MILAN, 24 May (APM) - Italy's hepatitis C eradication programme is becoming more targeted as health service operators run out of easy-to-treat patients and start to look for hidden infections in specific parts of the population, Il Sole 24 Ore reported on Wednesday.
More than 170,000 people have been treated with direct-acting antivirals since they were first introduced. That is well short of the target of 240,000 that was set at the outset in 2017 but still considered a good performance.
The paper was covering an event in southern Italy, 'Be Fast, Be Different', which has received unconditional financial support from AbbVie. It was part of a roadshow providing information about at-risk groups and about treatments available.
Massimo Andreoni, scientific director of the Italian infectious and tropical diseases society SIMIT, highlighted how direct-acting antivirals eliminate infection in about 95% of cases through an eight-week course of drugs.

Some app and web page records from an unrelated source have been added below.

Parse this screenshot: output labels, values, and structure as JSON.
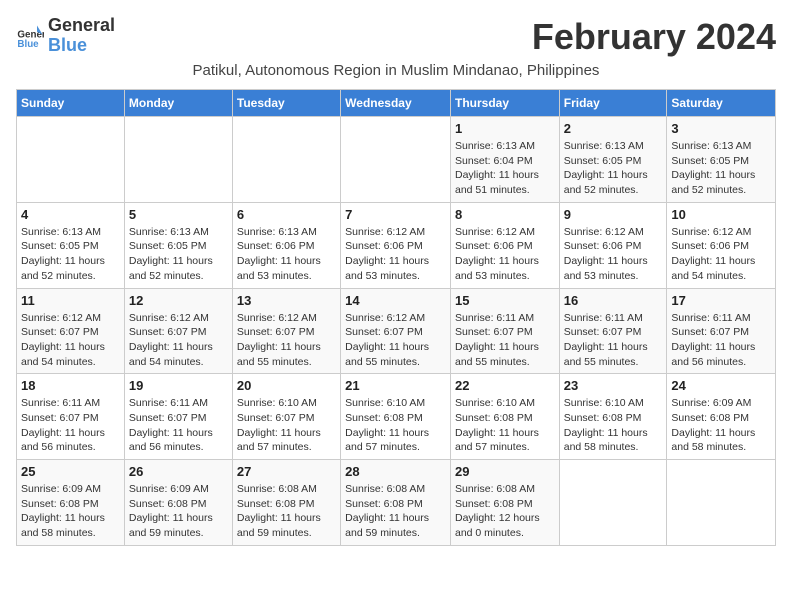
{
  "header": {
    "logo_general": "General",
    "logo_blue": "Blue",
    "month_title": "February 2024",
    "subtitle": "Patikul, Autonomous Region in Muslim Mindanao, Philippines"
  },
  "days_of_week": [
    "Sunday",
    "Monday",
    "Tuesday",
    "Wednesday",
    "Thursday",
    "Friday",
    "Saturday"
  ],
  "weeks": [
    [
      {
        "day": "",
        "sunrise": "",
        "sunset": "",
        "daylight": ""
      },
      {
        "day": "",
        "sunrise": "",
        "sunset": "",
        "daylight": ""
      },
      {
        "day": "",
        "sunrise": "",
        "sunset": "",
        "daylight": ""
      },
      {
        "day": "",
        "sunrise": "",
        "sunset": "",
        "daylight": ""
      },
      {
        "day": "1",
        "sunrise": "Sunrise: 6:13 AM",
        "sunset": "Sunset: 6:04 PM",
        "daylight": "Daylight: 11 hours and 51 minutes."
      },
      {
        "day": "2",
        "sunrise": "Sunrise: 6:13 AM",
        "sunset": "Sunset: 6:05 PM",
        "daylight": "Daylight: 11 hours and 52 minutes."
      },
      {
        "day": "3",
        "sunrise": "Sunrise: 6:13 AM",
        "sunset": "Sunset: 6:05 PM",
        "daylight": "Daylight: 11 hours and 52 minutes."
      }
    ],
    [
      {
        "day": "4",
        "sunrise": "Sunrise: 6:13 AM",
        "sunset": "Sunset: 6:05 PM",
        "daylight": "Daylight: 11 hours and 52 minutes."
      },
      {
        "day": "5",
        "sunrise": "Sunrise: 6:13 AM",
        "sunset": "Sunset: 6:05 PM",
        "daylight": "Daylight: 11 hours and 52 minutes."
      },
      {
        "day": "6",
        "sunrise": "Sunrise: 6:13 AM",
        "sunset": "Sunset: 6:06 PM",
        "daylight": "Daylight: 11 hours and 53 minutes."
      },
      {
        "day": "7",
        "sunrise": "Sunrise: 6:12 AM",
        "sunset": "Sunset: 6:06 PM",
        "daylight": "Daylight: 11 hours and 53 minutes."
      },
      {
        "day": "8",
        "sunrise": "Sunrise: 6:12 AM",
        "sunset": "Sunset: 6:06 PM",
        "daylight": "Daylight: 11 hours and 53 minutes."
      },
      {
        "day": "9",
        "sunrise": "Sunrise: 6:12 AM",
        "sunset": "Sunset: 6:06 PM",
        "daylight": "Daylight: 11 hours and 53 minutes."
      },
      {
        "day": "10",
        "sunrise": "Sunrise: 6:12 AM",
        "sunset": "Sunset: 6:06 PM",
        "daylight": "Daylight: 11 hours and 54 minutes."
      }
    ],
    [
      {
        "day": "11",
        "sunrise": "Sunrise: 6:12 AM",
        "sunset": "Sunset: 6:07 PM",
        "daylight": "Daylight: 11 hours and 54 minutes."
      },
      {
        "day": "12",
        "sunrise": "Sunrise: 6:12 AM",
        "sunset": "Sunset: 6:07 PM",
        "daylight": "Daylight: 11 hours and 54 minutes."
      },
      {
        "day": "13",
        "sunrise": "Sunrise: 6:12 AM",
        "sunset": "Sunset: 6:07 PM",
        "daylight": "Daylight: 11 hours and 55 minutes."
      },
      {
        "day": "14",
        "sunrise": "Sunrise: 6:12 AM",
        "sunset": "Sunset: 6:07 PM",
        "daylight": "Daylight: 11 hours and 55 minutes."
      },
      {
        "day": "15",
        "sunrise": "Sunrise: 6:11 AM",
        "sunset": "Sunset: 6:07 PM",
        "daylight": "Daylight: 11 hours and 55 minutes."
      },
      {
        "day": "16",
        "sunrise": "Sunrise: 6:11 AM",
        "sunset": "Sunset: 6:07 PM",
        "daylight": "Daylight: 11 hours and 55 minutes."
      },
      {
        "day": "17",
        "sunrise": "Sunrise: 6:11 AM",
        "sunset": "Sunset: 6:07 PM",
        "daylight": "Daylight: 11 hours and 56 minutes."
      }
    ],
    [
      {
        "day": "18",
        "sunrise": "Sunrise: 6:11 AM",
        "sunset": "Sunset: 6:07 PM",
        "daylight": "Daylight: 11 hours and 56 minutes."
      },
      {
        "day": "19",
        "sunrise": "Sunrise: 6:11 AM",
        "sunset": "Sunset: 6:07 PM",
        "daylight": "Daylight: 11 hours and 56 minutes."
      },
      {
        "day": "20",
        "sunrise": "Sunrise: 6:10 AM",
        "sunset": "Sunset: 6:07 PM",
        "daylight": "Daylight: 11 hours and 57 minutes."
      },
      {
        "day": "21",
        "sunrise": "Sunrise: 6:10 AM",
        "sunset": "Sunset: 6:08 PM",
        "daylight": "Daylight: 11 hours and 57 minutes."
      },
      {
        "day": "22",
        "sunrise": "Sunrise: 6:10 AM",
        "sunset": "Sunset: 6:08 PM",
        "daylight": "Daylight: 11 hours and 57 minutes."
      },
      {
        "day": "23",
        "sunrise": "Sunrise: 6:10 AM",
        "sunset": "Sunset: 6:08 PM",
        "daylight": "Daylight: 11 hours and 58 minutes."
      },
      {
        "day": "24",
        "sunrise": "Sunrise: 6:09 AM",
        "sunset": "Sunset: 6:08 PM",
        "daylight": "Daylight: 11 hours and 58 minutes."
      }
    ],
    [
      {
        "day": "25",
        "sunrise": "Sunrise: 6:09 AM",
        "sunset": "Sunset: 6:08 PM",
        "daylight": "Daylight: 11 hours and 58 minutes."
      },
      {
        "day": "26",
        "sunrise": "Sunrise: 6:09 AM",
        "sunset": "Sunset: 6:08 PM",
        "daylight": "Daylight: 11 hours and 59 minutes."
      },
      {
        "day": "27",
        "sunrise": "Sunrise: 6:08 AM",
        "sunset": "Sunset: 6:08 PM",
        "daylight": "Daylight: 11 hours and 59 minutes."
      },
      {
        "day": "28",
        "sunrise": "Sunrise: 6:08 AM",
        "sunset": "Sunset: 6:08 PM",
        "daylight": "Daylight: 11 hours and 59 minutes."
      },
      {
        "day": "29",
        "sunrise": "Sunrise: 6:08 AM",
        "sunset": "Sunset: 6:08 PM",
        "daylight": "Daylight: 12 hours and 0 minutes."
      },
      {
        "day": "",
        "sunrise": "",
        "sunset": "",
        "daylight": ""
      },
      {
        "day": "",
        "sunrise": "",
        "sunset": "",
        "daylight": ""
      }
    ]
  ]
}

He emphasised the need to uncover infection in specific groups of the population such as drug addicts, migrants and prison inmates. It is estimated that around 100,000 infected people in Italy have not been diagnosed and may be unaware they have the hepatitis C virus, the paper said.
According to Andreoni, drug addicts carrying HCV are the most important to find and not just because they do not realise they are infected. "It has been calculated that a drug addict is able to transmit HCV infection to at least 20 other subjects in three years, generating a virus reservoir that we have to fight and eliminate," he said.
New national health institute chiefs chosen
The health minister, Giulia Grillo, has decided who she wants as the new president and new director general of the national health institute, Istituto Superiore di Sanità (ISS), Il Fatto Quotidiano reported on Wednesday.
She has sent the names of the two candidates to the cabinet office. Silvio Brussaforo, a preventative medicine specialist, has been acting commissioner for the institute sine December and it is proposed he be appointed full time.
The previous president, Walter Ricciardi, resigned suddenly in December. He stepped down after deciding the government was taking an anti-science stance over some issues, especially vaccines, the paper said.
Brussaforo will officially become president, if his appointment is confirmed, while Andrea Piccioli, an official from the health ministry’s programming department, will become director general.
Public/private partnerships key to developing Italy’s pharma R&D
Public/private partnerships are essential if Italy is to bring its pharma research and development activities to the same level as drugs manufacturing, according to Monday’s Il Sole 24 Ore.
The paper was reporting on an event organised by branded industry lobby group Farmindustria and the Italian pharmacological society SIF. It was held at Milan University for students and researchers to highlight job opportunities.
Developing new drugs is in the public interest and therefore needs to be promoted. Italy has an important role in the production of drugs but has been less successful on the research side, the event was told.
As a result, SIF and Farmindustria have launched a new platform, 'Innovation Flow'. It is aimed at providing a window for researchers to make their R&D projects visible and attract finance.
It is hoped it will lead to partnerships and dialogue between public and private subjects in research projects to develop new medicines, the paper said.
Court rules in favour of local council's compulsory vaccination order
A court has ruled in favour of a local council's compulsory vaccination order, according to Wednesday’s Il Resto del Carlino.
Parents in Rimini, who were fined for not having vaccinated their child, appealed against the decision to the local administrative tribunal TAR di Emilia Romagna.
The court ruled that it was in the public interest to have compulsory vaccination to protect against common diseases. It ordered the parents to pay the costs of the case.
The Rimini council welcomed the decision, saying it clearly demonstrated that safeguarding health was paramount.
Seqirus' cell-based vaccine available for next flu season in Italy
Seqirus' cell-based vaccine Flucelvax Tera will be available in Italy for the 2019-2020 flu season, according to Wednesday's Il Sole 24 Ore.
A meeting in Rome this week looked at the possible benefits of the product. A study conducted in the U.S. using 1.3 million medical records showed it is 36% more effective, the conference was told. It also has faster production times, the paper said.
Paolo Bonanni, professor of hygiene at Florence University, said some viruses cultivated in eggs can undergo changes which diminish effectiveness. Cell-based production means the components of the virus provide more targeted protection and are therefore potentially more effective, he added.